Reeves's "securonomics" strategy focuses on economic resilience and security for workers. "We need to ensure that our economy works for everyone, not just the privileged few," Reeves stated in her acceptance speech. Her approach aims to create a more equitable economic environment, addressing job creation and wage growth.

Increasing Ethnic Minority Representation

The election also marked progress in ethnic minority representation in Parliament. The number of MPs from ethnic minority backgrounds has risen to 90, making up 14% of Parliament, an increase from 66 in the previous election.
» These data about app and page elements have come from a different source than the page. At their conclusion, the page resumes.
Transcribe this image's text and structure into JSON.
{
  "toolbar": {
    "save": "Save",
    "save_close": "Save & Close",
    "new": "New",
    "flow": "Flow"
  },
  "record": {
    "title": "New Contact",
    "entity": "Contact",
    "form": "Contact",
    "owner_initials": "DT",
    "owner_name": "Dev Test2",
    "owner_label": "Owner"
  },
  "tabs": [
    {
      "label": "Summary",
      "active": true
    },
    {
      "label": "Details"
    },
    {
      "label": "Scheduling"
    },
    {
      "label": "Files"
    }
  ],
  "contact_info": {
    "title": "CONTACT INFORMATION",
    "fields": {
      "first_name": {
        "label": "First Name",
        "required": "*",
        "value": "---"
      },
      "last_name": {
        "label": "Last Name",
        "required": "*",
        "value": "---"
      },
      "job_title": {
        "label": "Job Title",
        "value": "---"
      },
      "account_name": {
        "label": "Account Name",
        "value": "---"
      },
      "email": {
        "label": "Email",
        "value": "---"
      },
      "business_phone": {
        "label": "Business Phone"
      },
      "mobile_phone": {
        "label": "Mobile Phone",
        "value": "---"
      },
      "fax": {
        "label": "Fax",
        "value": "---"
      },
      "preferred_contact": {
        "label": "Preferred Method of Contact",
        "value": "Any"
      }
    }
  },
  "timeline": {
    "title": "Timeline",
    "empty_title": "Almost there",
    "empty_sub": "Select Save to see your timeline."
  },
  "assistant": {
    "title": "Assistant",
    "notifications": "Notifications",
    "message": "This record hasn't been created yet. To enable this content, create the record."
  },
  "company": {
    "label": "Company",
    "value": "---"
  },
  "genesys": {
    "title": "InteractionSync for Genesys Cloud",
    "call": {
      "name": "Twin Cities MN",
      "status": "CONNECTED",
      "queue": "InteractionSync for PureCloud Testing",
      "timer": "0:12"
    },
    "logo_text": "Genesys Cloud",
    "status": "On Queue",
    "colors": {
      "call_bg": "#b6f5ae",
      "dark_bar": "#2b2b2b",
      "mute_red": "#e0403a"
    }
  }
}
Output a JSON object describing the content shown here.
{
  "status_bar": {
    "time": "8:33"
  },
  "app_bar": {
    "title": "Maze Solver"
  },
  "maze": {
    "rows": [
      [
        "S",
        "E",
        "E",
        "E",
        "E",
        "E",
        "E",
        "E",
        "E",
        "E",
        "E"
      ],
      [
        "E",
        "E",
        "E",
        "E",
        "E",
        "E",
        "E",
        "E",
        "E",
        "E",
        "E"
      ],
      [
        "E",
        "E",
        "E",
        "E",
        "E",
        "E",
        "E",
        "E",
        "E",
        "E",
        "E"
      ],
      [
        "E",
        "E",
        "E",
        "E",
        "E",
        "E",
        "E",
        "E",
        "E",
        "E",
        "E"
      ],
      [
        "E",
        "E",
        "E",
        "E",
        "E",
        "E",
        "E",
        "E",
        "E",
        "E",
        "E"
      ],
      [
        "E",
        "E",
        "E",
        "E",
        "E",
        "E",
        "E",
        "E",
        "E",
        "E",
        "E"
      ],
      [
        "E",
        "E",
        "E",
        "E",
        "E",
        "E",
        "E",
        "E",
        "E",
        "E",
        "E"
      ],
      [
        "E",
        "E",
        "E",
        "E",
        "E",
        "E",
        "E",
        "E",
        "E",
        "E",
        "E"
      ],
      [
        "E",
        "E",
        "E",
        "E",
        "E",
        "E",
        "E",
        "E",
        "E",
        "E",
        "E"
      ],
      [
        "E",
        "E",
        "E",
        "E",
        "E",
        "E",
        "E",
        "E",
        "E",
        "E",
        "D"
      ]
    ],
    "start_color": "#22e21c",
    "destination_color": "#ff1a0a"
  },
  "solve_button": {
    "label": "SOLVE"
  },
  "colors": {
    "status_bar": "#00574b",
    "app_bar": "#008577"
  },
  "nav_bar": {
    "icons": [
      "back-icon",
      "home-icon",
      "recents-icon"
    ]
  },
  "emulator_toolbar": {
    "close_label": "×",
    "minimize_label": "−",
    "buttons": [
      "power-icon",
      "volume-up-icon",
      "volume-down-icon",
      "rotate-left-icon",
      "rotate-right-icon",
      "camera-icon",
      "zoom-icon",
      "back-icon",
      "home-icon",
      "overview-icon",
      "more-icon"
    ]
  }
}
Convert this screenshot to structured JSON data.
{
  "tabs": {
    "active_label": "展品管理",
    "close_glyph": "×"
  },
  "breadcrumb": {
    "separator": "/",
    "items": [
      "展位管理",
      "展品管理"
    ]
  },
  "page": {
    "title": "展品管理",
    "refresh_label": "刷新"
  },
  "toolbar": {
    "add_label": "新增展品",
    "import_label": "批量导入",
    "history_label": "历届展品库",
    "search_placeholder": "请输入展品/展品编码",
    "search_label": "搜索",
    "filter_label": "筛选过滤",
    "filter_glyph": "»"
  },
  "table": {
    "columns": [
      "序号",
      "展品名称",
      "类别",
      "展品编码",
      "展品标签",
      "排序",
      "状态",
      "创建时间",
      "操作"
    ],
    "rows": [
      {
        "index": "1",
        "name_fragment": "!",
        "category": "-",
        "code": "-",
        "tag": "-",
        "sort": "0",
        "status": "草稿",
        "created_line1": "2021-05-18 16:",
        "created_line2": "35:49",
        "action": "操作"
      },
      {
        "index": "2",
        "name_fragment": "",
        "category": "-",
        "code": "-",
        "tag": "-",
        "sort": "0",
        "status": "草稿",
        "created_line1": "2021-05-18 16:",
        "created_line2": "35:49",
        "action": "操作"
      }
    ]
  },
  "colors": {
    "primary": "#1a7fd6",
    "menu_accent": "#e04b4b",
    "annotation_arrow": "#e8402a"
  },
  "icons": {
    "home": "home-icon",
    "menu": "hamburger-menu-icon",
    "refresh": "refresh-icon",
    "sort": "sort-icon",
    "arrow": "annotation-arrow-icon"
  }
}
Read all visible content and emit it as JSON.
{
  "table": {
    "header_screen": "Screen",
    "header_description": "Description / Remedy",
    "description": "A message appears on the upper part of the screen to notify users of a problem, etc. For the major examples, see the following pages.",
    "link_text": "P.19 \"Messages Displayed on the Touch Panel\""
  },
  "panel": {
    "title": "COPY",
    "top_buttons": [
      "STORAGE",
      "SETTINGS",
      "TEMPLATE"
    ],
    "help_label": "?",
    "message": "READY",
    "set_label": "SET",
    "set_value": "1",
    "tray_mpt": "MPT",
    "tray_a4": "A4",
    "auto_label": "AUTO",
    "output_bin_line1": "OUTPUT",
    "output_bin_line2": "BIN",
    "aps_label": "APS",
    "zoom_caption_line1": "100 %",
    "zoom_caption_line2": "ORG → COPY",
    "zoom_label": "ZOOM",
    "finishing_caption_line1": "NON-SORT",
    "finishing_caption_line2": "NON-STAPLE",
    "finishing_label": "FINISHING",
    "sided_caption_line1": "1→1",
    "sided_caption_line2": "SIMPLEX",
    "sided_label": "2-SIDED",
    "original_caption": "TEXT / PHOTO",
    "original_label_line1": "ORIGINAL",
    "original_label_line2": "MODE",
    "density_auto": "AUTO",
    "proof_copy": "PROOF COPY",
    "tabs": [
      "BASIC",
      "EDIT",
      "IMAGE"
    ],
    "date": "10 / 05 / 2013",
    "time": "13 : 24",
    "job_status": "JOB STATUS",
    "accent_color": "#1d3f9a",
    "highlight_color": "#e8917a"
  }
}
This number is approaching 18% of ethnic minority members in the UK population, as reported in the 2021 census. The Labour Party has 66 MPs, with the Conservatives having 15.

A New Era in British Politics

The July 4 general election is a significant milestone in UK politics, showcasing the nation's strides towards greater representation and inclusivity. The substantial increase in female MPs and MPs from ethnic minority backgrounds reflects a Parliament that better mirrors the diversity of the population it serves. The 2023 election has set new records for female participation in government, with 263 women elected as MPs, constituting 40% of the House of Commons. This increase highlights a positive trend towards gender equality and provides a stronger voice for women in legislative processes.

The rise in ethnic minority MPs to 90 members, or 14% of the total, is another step towards a more representative government. This shift brings Parliament closer to reflecting the UK's demographic composition, with ethnic minorities making up around 18% of the population according to the 2021 census. The Labour Party's substantial contribution to this increase underscores its commitment to diversity and inclusion.

Impact on Future Policies and Governance

The new composition of Parliament is likely to significantly influence future policies and governance. With a record number of women and ethnic minority MPs, there is potential for more inclusive and comprehensive policy-making that addresses the needs of a broader population segment. This diverse representation could focus on gender equality, social justice, and economic policies that benefit all citizens, not just the elite. As the new government begins its term, the impact of this historic election will unfold, shaping the future of UK politics and society.